P225 Using a standardised reporting proforma is associated with improved endoscopic assessment in UC

R. KADER1, P. Middleton2, O. Ahmad1, R. Dart3, J. McGuire1, G. Sebepos-Rogers1, J. Segal2, E. Shakweh2, M. Samaan4, Gastro London Investigative Network for Trainees (GLINT)

1Department of Gastroenterology, University College London Hospitals NHS Foundation Trust, London, UK, 2Department of Gastroenterology, Imperial College Healthcare NHS Trust, London, UK, 3Department of Gastroenterology, Royal Free NHS Foundation Trust, London, UK, 4Department of Gastroenterology, Guy’s and St Thomas’ NHS Foundation Trust, London, UK


Repeated endoscopic assessments are an essential part of ulcerative colitis (UC) disease management and current guidelines recommend the use of an endoscopic activity score, either the endoscopic Mayo score or Ulcerative Colitis Endoscopic Index of Severity (UCEIS) as treatment targets.
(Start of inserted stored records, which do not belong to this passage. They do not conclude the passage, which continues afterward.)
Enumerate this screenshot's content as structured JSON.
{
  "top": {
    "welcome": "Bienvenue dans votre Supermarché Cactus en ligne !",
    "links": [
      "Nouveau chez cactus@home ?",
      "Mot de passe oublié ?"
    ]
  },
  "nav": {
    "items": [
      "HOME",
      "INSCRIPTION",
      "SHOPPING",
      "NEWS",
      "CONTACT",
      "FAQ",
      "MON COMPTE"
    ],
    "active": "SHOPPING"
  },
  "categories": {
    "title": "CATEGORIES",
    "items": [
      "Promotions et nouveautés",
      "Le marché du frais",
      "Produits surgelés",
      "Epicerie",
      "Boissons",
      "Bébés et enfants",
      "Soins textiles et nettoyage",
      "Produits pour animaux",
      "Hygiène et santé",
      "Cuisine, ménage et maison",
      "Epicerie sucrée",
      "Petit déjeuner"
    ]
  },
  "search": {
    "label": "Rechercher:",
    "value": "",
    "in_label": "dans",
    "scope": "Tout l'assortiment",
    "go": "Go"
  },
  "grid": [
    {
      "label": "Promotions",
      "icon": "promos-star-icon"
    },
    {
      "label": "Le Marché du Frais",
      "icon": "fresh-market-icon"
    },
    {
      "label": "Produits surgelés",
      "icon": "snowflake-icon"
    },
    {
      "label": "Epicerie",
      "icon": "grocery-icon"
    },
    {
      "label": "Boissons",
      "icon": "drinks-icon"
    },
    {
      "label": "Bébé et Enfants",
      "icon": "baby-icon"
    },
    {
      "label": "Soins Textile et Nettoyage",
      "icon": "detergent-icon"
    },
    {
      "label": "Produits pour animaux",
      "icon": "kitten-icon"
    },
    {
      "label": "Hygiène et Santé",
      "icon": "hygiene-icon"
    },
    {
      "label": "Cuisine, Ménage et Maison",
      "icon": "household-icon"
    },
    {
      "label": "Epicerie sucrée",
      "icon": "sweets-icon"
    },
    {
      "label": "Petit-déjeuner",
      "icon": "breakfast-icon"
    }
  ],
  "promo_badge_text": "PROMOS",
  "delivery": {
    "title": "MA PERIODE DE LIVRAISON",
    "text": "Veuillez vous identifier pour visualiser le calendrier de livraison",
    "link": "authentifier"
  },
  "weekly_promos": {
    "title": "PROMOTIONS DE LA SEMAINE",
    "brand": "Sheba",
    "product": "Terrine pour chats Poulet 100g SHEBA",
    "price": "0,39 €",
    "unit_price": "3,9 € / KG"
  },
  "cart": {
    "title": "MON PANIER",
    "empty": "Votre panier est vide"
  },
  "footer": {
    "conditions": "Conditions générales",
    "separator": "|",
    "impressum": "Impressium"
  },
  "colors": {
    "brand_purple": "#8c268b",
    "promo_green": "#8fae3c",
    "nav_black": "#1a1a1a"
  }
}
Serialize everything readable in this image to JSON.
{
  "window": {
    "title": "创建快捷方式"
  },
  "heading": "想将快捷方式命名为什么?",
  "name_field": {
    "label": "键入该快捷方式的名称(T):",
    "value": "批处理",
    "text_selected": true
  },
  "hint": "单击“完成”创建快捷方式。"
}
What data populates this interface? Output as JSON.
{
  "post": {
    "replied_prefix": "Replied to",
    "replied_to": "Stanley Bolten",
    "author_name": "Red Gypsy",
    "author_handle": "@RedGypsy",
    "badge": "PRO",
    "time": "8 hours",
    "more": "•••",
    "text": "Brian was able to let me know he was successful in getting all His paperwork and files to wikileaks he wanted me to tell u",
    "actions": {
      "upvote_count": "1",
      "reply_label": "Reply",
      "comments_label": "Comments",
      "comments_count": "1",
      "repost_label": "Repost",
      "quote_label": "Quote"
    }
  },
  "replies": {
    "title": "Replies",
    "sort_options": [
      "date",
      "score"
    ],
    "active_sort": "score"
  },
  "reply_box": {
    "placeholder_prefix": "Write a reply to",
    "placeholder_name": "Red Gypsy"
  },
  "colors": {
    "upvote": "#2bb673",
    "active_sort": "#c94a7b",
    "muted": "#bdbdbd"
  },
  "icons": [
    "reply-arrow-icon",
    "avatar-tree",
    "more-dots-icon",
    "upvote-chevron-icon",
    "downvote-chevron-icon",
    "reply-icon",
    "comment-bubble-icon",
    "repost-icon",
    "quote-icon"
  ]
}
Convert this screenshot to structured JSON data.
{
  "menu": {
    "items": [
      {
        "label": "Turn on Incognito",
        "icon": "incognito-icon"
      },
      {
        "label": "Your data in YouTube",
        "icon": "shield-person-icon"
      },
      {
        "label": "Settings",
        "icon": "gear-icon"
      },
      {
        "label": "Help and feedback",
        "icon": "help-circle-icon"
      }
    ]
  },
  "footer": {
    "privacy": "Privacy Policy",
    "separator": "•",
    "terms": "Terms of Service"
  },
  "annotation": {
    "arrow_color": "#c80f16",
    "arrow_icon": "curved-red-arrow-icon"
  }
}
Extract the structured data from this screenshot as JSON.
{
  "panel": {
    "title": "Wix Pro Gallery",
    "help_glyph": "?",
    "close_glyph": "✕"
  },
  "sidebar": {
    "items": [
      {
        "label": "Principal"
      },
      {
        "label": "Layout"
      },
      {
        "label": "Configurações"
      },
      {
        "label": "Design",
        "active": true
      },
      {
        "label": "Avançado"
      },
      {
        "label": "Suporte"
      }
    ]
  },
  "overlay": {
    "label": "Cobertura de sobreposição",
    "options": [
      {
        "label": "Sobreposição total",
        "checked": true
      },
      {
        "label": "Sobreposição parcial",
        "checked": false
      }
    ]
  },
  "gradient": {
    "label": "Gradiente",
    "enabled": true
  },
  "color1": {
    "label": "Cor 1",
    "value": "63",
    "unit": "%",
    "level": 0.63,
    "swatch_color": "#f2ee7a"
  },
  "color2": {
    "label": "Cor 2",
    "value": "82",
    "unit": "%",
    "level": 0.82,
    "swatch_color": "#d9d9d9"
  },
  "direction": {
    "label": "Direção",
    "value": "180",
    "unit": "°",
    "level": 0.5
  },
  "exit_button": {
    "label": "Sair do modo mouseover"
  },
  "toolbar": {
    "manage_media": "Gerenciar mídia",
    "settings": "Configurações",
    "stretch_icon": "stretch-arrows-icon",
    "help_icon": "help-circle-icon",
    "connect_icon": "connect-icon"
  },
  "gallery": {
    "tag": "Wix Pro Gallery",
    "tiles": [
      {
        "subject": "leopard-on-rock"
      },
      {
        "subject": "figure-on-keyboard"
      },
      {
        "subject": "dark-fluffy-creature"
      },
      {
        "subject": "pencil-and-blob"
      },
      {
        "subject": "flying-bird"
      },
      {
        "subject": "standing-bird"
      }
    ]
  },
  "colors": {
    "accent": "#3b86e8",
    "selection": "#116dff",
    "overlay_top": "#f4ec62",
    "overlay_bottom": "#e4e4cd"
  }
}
These indices have prognostic value, with endoscopic healing associated with favourable short- and long-term outcomes. This multi-centre study aimed to assess the frequency of using endoscopic disease activity scores in UC patients undergoing lower GI endoscopy.


Lower GI endoscopy reports from patients with UC were retrospectively reviewed from 7 sites in London between April and October 2018. Endoscopy reports were assessed based on the BRIDGe endoscopic reporting criteria including the use of Mayo or UCEIS score. The comparison was made between site factors (specialist IBD centres/non-specialist centres, use of reporting proforma), endoscopist speciality (gastroenterology, surgery or nurse endoscopist), level of training (consultant, registrar or nurse endoscopist) and interest in IBD. Chi-squared was used to compare groups.


899 lower GI endoscopy reports were reviewed. Mayo or UCEIS was used in 51% of cases (453/899). The use of endoscopic scores were significantly higher in gastroenterologists than in surgeons and nurse endoscopists respectively (401/762 (53%) vs. 22/54 (41%) vs. 30/83 (36%)), and higher in registrar trainees than consultants and nurse endoscopists (175/251 (70%) vs. 248/565 (44%) vs. 30/83 (36%)) and in those with a specialist interest in IBD compared with those without (237/409 (58%) vs. 216/490 (44%), p < 0.0001). The use of endoscopic scores was more frequent in specialist IBD centres than in non-specialist centres (417/728 (58%) vs. 36/172 (21%), p < 0.001). One centre used a reporting proforma which was associated with a significantly higher frequency of score use compared with centres without a proforma (202/260 (78%) vs. 251/639 (39%), p < 0.0001).


Reporting of endoscopic disease activity using a standardised scoring system occurs in only half of cases from this large multi-centre cohort. Frequency of use is higher in specialist IBD centres and when performed by gastroenterology specialists. Endoscopy reports from a site that used a standardised reporting proforma were significantly more likely to include an endoscopic index as well as a range of other reporting items. This suggests, at least in part, that endoscopy reporting may be optimised by the introduction of a proforma. Integration of a standardised proforma into reporting software would target all endoscopists performing UC endoscopies regardless of speciality, site or IBD interest.